▶ [Exercise aim] From the records below, copy every line that contains the word "true".

▶ [Exercise input]
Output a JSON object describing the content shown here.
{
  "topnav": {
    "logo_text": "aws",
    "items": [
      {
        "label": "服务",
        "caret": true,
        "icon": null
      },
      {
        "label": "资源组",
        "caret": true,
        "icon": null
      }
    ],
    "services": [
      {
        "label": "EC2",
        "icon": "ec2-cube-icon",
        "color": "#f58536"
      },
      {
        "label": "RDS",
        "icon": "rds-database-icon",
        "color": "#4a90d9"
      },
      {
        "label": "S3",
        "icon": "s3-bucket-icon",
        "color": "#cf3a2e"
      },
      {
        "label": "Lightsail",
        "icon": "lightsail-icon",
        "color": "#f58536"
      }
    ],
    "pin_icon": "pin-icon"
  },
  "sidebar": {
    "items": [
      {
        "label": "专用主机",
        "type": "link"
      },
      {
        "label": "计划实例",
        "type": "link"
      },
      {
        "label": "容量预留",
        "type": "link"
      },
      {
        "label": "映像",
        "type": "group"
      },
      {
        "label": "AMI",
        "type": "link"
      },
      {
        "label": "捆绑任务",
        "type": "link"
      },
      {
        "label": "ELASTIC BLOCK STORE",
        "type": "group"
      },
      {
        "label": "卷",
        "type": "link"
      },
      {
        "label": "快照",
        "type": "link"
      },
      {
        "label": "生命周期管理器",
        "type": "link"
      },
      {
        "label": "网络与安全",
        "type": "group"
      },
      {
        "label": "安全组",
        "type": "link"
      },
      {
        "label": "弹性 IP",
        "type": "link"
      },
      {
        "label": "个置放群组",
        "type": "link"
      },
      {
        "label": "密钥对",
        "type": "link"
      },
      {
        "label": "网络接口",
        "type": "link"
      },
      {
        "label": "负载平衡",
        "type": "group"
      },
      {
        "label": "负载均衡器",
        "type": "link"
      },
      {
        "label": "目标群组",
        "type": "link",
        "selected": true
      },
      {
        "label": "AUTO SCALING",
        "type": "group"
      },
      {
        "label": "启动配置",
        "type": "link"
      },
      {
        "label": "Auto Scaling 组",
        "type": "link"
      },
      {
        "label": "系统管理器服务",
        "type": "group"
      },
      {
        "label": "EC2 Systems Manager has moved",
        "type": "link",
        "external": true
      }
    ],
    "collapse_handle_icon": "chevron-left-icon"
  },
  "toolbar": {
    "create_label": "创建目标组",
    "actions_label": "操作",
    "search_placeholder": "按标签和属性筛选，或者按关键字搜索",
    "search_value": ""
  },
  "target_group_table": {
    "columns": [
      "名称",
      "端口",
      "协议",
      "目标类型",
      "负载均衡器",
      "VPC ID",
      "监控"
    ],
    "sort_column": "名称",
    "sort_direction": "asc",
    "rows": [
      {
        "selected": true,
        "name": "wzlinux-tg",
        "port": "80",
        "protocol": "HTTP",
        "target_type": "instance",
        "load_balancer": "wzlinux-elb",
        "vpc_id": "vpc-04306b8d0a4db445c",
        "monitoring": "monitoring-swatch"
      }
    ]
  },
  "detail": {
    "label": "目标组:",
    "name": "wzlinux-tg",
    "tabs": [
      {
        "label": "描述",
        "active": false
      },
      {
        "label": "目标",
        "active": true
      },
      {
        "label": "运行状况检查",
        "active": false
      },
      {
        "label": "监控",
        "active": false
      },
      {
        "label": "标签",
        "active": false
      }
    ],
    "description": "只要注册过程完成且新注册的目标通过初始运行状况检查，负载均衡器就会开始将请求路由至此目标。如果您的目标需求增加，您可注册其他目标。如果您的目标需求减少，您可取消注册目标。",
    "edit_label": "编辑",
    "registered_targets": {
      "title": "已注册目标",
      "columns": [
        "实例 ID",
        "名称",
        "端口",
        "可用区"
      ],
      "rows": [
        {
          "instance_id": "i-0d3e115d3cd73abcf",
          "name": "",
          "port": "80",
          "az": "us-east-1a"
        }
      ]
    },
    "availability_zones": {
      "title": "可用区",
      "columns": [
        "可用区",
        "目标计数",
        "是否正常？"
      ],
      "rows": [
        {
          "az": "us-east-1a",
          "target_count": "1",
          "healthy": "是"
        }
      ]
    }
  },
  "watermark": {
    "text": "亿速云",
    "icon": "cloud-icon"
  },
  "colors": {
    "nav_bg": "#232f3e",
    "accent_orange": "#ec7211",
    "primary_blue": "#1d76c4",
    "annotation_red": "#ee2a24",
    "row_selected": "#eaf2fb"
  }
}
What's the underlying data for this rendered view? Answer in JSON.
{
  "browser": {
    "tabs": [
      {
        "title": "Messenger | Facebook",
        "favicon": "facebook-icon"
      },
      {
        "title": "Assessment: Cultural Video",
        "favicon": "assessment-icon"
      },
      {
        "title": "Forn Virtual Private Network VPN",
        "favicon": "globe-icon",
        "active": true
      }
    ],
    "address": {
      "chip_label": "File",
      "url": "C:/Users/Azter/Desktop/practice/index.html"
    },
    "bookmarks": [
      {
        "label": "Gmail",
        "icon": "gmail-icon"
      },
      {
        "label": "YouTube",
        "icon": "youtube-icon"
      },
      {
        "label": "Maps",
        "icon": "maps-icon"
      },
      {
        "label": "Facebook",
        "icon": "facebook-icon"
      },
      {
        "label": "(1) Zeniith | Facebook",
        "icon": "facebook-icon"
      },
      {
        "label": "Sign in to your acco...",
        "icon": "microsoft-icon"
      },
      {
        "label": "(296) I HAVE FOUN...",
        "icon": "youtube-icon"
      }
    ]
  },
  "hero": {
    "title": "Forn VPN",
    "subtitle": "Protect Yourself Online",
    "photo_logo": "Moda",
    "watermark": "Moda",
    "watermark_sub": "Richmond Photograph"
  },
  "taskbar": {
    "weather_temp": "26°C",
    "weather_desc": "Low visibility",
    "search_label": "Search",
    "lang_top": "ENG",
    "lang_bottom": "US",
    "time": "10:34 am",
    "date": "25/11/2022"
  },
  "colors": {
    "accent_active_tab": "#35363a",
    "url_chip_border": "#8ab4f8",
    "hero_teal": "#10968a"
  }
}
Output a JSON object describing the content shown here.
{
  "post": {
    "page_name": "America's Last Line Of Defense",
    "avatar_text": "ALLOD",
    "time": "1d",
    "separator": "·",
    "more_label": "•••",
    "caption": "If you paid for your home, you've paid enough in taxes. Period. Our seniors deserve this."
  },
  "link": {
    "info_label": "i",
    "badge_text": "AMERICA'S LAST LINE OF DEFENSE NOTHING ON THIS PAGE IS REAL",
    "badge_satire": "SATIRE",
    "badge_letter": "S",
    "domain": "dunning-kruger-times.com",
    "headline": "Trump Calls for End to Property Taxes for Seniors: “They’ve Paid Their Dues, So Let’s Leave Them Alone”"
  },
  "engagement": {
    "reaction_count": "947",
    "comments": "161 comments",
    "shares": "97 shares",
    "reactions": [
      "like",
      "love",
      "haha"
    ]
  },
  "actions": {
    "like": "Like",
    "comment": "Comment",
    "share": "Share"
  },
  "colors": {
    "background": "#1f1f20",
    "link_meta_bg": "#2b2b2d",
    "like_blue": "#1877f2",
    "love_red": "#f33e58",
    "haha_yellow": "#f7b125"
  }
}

▶ [Answer area]
        "caret": true,
        "caret": true,
        "selected": true
        "external": true
        "selected": true,
        "active": true
        "active": true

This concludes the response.